EXERCISE AIM
Filter the entries below, keeping every line that has the word "symbol".

Website and app data records
################
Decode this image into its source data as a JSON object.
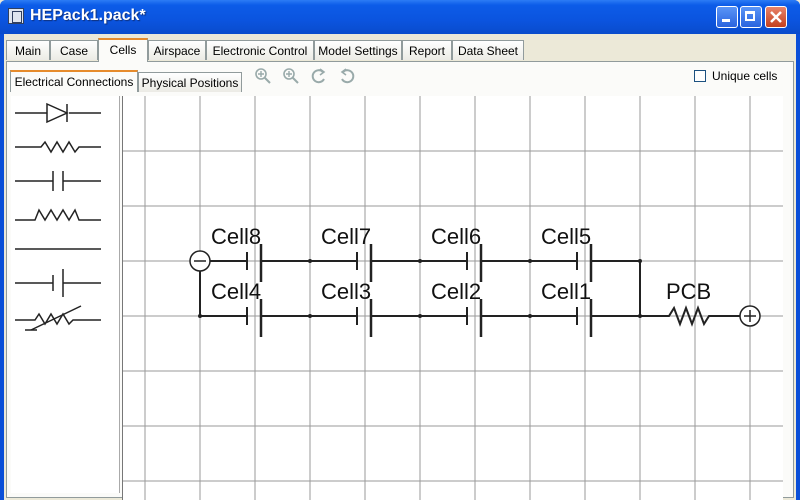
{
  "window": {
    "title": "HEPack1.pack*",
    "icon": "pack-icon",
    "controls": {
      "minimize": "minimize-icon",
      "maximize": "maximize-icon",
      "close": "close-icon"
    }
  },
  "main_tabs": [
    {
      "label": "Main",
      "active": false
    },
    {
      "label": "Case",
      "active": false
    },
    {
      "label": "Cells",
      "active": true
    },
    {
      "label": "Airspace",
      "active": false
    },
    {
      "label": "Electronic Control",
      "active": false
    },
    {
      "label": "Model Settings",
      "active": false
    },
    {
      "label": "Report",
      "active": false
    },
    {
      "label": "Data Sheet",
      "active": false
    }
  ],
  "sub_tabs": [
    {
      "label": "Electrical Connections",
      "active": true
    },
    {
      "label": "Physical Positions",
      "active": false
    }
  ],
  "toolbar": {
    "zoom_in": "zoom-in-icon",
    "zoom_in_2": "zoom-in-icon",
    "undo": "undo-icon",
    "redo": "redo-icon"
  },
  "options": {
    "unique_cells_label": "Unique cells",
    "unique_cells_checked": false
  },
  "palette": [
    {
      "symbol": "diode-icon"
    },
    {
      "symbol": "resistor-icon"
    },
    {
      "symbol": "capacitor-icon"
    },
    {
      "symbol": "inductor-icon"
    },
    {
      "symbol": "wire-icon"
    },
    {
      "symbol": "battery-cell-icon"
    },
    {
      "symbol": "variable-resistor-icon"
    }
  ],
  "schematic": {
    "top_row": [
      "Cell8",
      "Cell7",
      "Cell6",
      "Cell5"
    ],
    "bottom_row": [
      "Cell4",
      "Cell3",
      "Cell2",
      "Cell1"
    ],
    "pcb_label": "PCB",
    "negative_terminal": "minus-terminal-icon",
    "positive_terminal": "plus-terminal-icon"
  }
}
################
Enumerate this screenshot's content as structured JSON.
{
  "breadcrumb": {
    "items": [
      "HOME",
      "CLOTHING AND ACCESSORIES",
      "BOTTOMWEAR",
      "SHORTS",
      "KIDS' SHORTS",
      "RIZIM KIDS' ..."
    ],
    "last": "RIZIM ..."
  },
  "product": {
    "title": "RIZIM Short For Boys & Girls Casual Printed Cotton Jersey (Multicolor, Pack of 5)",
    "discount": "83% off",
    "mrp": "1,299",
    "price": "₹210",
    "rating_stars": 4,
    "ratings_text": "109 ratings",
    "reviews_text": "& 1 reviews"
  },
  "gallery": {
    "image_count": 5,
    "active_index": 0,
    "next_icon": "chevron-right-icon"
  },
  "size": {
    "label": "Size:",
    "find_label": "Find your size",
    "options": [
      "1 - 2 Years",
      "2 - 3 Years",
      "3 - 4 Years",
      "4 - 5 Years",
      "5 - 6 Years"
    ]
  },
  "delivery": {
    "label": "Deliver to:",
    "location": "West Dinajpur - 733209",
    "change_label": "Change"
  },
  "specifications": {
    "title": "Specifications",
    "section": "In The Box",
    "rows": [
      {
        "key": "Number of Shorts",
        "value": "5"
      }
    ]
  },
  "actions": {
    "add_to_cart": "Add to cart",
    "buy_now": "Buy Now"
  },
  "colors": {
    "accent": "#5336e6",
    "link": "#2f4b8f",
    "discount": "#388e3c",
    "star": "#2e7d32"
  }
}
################
REPLY
      "symbol": "diode-icon"
      "symbol": "resistor-icon"
      "symbol": "capacitor-icon"
      "symbol": "inductor-icon"
      "symbol": "wire-icon"
      "symbol": "battery-cell-icon"
      "symbol": "variable-resistor-icon"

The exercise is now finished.